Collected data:
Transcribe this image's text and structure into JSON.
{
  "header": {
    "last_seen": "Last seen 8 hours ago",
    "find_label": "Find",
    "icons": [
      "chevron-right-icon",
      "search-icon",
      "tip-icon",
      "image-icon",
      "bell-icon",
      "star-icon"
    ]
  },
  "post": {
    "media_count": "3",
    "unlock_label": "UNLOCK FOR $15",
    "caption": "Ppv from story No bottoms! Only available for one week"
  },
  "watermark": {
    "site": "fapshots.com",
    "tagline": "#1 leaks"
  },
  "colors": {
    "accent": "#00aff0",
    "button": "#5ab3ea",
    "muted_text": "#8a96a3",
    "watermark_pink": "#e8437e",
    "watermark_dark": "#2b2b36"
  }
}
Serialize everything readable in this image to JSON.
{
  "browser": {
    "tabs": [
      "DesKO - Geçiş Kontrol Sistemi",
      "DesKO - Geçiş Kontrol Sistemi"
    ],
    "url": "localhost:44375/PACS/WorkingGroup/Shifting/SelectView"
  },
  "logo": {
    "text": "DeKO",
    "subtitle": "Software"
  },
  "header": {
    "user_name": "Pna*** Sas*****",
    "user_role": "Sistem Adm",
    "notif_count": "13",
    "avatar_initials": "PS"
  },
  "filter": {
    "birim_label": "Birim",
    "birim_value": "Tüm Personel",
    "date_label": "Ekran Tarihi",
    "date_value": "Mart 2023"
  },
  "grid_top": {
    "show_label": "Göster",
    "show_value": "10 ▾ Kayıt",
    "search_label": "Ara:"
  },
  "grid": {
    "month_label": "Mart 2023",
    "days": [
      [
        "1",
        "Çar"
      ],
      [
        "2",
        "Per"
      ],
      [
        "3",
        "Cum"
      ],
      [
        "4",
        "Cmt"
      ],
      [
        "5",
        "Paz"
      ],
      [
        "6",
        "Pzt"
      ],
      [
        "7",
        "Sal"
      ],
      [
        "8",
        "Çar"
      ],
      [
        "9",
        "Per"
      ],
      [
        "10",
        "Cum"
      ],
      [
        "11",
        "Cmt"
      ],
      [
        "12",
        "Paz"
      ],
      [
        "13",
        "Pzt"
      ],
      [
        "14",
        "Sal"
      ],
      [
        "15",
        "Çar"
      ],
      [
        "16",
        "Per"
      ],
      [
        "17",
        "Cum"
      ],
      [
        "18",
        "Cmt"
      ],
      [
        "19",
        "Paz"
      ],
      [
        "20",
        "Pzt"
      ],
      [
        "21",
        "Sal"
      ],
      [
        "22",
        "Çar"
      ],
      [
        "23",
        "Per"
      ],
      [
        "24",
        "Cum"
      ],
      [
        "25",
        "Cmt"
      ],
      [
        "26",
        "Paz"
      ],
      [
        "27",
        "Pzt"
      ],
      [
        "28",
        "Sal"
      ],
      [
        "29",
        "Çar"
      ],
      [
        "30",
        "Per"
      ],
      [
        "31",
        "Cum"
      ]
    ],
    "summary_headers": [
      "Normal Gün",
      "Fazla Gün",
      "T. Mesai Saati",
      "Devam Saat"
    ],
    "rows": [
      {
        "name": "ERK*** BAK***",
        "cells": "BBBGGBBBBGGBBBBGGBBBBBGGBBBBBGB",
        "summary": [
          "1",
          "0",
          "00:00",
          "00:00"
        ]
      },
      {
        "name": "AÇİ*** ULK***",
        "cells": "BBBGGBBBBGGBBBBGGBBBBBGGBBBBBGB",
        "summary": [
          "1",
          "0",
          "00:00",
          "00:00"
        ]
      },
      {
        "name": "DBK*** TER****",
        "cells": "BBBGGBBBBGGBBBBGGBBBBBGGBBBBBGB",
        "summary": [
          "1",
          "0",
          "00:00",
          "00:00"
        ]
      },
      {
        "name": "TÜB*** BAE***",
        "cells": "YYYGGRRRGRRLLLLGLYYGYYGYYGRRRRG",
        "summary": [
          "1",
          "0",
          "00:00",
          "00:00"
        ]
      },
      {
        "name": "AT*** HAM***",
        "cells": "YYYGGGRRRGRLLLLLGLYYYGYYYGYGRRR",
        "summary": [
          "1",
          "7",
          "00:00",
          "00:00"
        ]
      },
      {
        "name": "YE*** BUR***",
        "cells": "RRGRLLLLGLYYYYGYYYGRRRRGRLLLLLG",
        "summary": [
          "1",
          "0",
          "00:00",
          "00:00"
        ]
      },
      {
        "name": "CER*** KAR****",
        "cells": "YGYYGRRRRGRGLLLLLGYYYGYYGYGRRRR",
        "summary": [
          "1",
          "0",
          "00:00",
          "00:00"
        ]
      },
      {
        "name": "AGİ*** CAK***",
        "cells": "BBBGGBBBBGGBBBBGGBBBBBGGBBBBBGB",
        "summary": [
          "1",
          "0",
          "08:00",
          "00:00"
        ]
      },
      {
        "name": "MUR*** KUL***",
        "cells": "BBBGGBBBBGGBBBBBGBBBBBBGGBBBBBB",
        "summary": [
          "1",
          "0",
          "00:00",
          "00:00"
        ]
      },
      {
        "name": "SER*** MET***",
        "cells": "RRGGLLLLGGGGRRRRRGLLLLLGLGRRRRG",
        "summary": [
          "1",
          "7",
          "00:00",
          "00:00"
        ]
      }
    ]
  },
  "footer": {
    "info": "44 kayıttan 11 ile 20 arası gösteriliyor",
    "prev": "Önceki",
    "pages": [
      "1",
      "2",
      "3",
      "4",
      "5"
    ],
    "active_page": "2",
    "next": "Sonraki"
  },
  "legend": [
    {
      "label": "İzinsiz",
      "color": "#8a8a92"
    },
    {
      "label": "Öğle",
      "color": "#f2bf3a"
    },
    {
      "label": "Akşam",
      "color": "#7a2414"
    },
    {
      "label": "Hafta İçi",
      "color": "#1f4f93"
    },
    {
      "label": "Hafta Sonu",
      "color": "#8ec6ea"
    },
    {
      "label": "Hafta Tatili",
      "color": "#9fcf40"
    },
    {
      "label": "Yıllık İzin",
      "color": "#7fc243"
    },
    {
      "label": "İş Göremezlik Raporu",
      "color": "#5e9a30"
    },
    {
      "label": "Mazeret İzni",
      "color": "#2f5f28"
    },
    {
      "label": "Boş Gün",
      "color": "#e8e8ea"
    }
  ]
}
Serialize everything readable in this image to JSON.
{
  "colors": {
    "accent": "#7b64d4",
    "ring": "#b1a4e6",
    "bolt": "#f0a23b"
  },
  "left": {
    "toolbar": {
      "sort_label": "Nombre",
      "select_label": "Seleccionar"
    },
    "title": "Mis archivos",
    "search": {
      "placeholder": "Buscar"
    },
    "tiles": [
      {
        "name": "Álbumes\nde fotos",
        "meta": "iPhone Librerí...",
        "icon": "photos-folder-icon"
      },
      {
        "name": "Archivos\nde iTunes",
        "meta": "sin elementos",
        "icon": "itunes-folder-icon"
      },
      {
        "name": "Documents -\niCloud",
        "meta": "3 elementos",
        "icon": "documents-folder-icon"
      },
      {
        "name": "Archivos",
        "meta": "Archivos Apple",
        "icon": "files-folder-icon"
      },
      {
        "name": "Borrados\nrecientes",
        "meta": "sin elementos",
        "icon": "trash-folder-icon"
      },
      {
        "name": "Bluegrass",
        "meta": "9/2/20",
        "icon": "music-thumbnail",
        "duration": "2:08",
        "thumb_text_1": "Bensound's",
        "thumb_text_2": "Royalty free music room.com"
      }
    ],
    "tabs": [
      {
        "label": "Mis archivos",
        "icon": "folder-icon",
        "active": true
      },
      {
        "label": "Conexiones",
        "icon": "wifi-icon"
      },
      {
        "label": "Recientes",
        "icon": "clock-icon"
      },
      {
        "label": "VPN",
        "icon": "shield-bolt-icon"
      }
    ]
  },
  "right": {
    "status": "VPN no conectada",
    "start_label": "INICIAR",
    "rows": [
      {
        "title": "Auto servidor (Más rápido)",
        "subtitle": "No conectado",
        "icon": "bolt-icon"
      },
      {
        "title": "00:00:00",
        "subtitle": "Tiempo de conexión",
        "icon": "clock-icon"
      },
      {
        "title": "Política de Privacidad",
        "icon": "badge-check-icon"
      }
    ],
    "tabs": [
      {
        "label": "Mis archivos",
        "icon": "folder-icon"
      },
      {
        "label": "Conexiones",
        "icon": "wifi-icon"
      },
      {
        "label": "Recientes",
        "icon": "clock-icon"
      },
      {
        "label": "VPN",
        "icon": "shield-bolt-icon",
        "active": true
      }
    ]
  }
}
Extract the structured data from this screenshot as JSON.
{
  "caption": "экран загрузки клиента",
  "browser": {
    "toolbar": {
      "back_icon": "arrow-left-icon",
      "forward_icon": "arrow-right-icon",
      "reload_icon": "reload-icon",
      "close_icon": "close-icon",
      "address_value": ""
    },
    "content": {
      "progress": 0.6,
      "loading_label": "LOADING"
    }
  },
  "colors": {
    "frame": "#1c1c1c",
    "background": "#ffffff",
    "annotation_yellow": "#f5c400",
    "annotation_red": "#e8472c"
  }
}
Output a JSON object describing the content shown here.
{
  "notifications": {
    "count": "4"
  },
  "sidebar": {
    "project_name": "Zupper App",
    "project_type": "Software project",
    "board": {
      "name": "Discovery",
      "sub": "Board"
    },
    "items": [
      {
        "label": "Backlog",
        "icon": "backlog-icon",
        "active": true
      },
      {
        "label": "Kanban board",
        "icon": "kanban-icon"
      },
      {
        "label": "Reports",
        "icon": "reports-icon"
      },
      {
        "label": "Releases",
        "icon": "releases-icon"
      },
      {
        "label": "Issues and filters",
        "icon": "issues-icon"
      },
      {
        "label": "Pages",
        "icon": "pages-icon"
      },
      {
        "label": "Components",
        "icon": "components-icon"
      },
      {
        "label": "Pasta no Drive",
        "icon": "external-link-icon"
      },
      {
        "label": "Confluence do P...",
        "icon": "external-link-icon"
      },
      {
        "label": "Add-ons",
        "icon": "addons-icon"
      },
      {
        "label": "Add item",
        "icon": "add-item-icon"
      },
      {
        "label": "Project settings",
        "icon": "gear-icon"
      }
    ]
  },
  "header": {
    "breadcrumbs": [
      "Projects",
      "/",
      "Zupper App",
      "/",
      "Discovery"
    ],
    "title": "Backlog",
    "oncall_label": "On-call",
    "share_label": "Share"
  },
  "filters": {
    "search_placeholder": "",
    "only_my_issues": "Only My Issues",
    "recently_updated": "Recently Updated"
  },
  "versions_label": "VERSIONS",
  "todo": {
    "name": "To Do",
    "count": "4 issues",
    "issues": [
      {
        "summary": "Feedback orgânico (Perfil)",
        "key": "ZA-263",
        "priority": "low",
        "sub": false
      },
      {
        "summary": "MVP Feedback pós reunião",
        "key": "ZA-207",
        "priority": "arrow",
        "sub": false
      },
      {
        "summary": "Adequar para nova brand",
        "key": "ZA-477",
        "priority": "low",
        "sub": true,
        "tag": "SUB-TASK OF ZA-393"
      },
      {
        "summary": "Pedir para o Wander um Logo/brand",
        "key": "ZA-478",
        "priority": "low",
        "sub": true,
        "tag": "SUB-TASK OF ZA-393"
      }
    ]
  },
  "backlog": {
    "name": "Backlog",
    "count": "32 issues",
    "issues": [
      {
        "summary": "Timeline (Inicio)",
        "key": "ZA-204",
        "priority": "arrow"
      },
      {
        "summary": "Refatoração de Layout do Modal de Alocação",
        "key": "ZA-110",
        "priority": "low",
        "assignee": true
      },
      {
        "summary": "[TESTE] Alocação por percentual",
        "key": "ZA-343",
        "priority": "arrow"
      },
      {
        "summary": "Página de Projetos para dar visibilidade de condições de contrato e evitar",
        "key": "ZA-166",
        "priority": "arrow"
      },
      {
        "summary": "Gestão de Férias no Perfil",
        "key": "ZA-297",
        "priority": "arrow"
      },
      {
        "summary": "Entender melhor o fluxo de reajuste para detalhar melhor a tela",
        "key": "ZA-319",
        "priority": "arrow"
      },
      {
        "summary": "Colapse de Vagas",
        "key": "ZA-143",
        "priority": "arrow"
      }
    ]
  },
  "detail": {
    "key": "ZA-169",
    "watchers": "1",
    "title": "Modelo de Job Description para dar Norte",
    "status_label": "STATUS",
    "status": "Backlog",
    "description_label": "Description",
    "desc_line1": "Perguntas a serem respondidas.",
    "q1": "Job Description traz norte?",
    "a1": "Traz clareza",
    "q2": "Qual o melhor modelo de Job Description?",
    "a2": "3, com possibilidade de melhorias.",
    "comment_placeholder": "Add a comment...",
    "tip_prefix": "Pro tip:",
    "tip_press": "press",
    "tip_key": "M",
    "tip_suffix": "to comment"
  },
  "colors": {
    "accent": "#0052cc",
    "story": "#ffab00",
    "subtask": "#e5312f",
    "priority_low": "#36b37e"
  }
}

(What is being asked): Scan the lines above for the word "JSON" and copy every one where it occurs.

(Result of the task):
Transcribe this image's text and structure into JSON.
Serialize everything readable in this image to JSON.
Serialize everything readable in this image to JSON.
Extract the structured data from this screenshot as JSON.
Output a JSON object describing the content shown here.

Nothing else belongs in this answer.